My good friend Francesco Bonfio, president of Vinarius (the association of Italian wine shops) is the organizer.

Here are the details.

In other news…

One of the winemakers I admire the most (for the superb wines he makes and for his honesty and soulfulness), Angiolino Maule has announced the dates of the VinNatur conference and tasting at the Villa Favorita, March 24-26.

Of all the Natural and biodynamic wine fairs in Italy, VinNatur is perhaps the one that thrills me the most and its selection process is the most rigorous. Not only are producers required to practice chemical-free farming, but they are also required to submit soil samples to ascertain whether or not “residual” chemicals are present in their vineyards (resulting from runoff from their neighbors’s vineyards).

In past years, my very close friend and jazz guitar virtuoso Ruggero Robin has performed at the event (he and Angiolino — an accomplished musician in his previous life — are good friends, as well). I don’t know yet if Ruggero will be there but I hope so!

The Saint of Sangiovese Gambelli
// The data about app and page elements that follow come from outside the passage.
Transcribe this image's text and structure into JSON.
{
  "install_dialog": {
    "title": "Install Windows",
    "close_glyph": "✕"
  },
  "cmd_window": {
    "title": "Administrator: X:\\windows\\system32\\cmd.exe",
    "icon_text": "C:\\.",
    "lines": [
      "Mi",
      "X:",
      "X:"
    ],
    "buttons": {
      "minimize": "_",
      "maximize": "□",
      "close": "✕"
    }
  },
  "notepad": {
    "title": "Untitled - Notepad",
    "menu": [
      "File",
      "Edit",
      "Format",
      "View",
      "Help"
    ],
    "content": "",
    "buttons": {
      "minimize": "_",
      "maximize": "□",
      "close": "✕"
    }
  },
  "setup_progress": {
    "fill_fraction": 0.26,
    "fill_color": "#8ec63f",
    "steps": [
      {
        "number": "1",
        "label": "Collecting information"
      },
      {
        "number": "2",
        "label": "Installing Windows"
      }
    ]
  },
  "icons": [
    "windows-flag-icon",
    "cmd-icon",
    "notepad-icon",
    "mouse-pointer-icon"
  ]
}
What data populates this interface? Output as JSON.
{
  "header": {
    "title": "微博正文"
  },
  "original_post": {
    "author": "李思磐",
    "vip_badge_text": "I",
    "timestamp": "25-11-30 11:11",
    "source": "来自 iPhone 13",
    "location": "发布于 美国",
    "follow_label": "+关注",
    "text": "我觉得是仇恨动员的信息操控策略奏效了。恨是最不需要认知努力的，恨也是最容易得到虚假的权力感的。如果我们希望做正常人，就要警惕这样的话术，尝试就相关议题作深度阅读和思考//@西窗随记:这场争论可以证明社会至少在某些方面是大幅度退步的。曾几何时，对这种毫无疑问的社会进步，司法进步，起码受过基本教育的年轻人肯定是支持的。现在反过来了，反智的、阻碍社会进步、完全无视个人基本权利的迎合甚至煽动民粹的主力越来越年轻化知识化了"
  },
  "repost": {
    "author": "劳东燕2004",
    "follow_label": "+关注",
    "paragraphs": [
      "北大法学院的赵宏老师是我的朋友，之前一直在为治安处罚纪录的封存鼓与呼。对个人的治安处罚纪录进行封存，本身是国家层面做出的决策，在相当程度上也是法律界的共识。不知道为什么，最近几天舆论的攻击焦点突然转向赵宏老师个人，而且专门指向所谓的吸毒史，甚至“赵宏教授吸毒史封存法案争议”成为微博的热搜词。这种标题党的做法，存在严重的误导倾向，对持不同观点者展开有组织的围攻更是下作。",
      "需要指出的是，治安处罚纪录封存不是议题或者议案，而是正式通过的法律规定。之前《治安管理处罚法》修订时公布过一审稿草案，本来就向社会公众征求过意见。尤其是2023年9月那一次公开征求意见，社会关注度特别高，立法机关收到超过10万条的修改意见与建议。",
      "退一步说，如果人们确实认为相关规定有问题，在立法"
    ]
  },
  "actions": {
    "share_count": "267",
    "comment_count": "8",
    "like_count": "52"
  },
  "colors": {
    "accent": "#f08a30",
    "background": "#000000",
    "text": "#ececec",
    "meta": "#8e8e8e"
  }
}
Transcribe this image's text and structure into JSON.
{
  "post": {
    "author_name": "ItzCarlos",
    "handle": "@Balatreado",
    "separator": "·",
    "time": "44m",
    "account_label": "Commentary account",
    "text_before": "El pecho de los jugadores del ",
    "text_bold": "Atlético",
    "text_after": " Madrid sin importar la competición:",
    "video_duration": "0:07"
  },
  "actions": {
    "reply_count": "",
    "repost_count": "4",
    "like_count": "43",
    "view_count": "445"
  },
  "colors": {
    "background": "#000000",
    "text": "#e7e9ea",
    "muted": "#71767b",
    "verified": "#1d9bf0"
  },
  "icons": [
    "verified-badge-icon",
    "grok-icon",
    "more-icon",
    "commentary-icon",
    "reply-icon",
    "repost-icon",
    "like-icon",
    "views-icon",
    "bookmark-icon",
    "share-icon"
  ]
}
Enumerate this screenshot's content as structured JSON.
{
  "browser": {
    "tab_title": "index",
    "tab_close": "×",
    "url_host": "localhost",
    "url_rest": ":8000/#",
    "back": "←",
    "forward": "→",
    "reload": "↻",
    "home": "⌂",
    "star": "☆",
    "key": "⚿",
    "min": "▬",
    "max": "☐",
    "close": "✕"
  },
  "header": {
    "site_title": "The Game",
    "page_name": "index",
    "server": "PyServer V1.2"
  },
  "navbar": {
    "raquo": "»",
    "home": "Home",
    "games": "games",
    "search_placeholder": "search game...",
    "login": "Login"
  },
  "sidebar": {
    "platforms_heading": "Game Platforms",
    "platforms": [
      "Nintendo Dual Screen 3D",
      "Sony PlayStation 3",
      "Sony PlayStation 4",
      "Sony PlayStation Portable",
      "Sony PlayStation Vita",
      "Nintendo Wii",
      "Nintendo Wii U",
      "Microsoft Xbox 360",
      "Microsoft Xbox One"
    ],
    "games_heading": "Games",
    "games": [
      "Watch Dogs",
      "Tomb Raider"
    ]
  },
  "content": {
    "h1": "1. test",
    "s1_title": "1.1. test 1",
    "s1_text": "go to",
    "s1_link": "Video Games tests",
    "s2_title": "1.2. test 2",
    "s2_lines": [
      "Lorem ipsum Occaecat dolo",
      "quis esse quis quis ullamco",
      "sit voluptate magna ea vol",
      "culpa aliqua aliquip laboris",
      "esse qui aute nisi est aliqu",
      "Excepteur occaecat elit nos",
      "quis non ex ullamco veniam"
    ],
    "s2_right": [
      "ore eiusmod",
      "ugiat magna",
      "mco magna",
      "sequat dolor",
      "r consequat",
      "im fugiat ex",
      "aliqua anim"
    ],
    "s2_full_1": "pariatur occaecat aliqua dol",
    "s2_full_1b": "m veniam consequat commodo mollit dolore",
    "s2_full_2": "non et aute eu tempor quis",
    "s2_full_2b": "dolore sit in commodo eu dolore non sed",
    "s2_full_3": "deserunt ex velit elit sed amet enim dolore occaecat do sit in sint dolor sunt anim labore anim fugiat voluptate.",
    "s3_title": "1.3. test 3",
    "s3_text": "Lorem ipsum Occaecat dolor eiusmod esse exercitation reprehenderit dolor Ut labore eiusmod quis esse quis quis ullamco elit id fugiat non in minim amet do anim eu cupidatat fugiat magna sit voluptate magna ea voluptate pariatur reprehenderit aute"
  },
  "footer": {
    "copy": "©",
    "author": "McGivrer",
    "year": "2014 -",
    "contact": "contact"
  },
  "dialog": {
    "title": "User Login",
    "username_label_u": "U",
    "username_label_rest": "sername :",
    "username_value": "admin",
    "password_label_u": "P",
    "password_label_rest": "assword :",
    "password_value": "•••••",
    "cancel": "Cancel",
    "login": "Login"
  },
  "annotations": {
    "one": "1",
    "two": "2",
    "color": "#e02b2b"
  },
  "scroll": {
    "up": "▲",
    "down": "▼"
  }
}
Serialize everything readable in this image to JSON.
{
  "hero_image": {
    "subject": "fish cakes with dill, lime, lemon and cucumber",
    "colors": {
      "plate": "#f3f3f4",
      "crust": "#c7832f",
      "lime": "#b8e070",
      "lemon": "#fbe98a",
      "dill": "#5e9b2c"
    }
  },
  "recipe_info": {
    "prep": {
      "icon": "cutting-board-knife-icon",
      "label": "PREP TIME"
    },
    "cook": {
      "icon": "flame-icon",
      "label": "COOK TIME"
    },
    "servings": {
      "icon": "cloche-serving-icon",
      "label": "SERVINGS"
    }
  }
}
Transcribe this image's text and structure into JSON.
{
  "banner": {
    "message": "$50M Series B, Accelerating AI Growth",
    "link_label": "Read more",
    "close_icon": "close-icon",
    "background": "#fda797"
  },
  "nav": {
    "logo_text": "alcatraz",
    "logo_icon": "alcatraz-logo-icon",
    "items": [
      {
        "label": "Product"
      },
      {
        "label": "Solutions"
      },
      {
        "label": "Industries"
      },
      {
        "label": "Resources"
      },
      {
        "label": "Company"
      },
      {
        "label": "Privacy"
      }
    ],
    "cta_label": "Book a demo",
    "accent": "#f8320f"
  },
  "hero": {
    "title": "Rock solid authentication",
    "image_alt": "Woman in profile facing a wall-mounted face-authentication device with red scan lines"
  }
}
Yesterday, I received yet another round of remembrances of the great Giulio Gambelli (who passed away a few days ago), including one by my good friend Francesco Bonfio, president of Vinarius, the association of Italian wine shops.

    He was an exquisite, deeply humble person whose humility was rivaled only by his extraordinary knowledge of Montalcino and especially Chianti Classico. Every time I saw him at the presentations of new vintages he would whisper to me the names of two or three wines that I should taste. But he didn’t just say the name of the farm: he noted the vintage, category, and often the vineyard, specifying this one, yes and this one, no. And they were all his wines. But at the same time, being the great gentleman that he was, he would also point out wines from wineries that he had just tasted — wines, although not his own, that had piqued his interest. Honestly, I’d have to say that he was more apt to praise these than his own creations.

For all the bitter discord that inhabits Montalcino and Chianti Classic and the continuing acidic debate over the inclusion of international grape varieties in Montalcino and Chianti Classico, the hagiography of Gambelli has united the entire spectrum of Tuscan grape growers, winemakers, wine writers, and lovers.

If, in vita (in life), this man championed Sangiovese in purezza (in purity) as Tuscany’s greatest and ultimate vinous expression, let us hope that in morte (in death) his legacy will continue to inspire all of us to transcend our earthly weakness.

Sit tibi terra [tuscolana] levis Juli.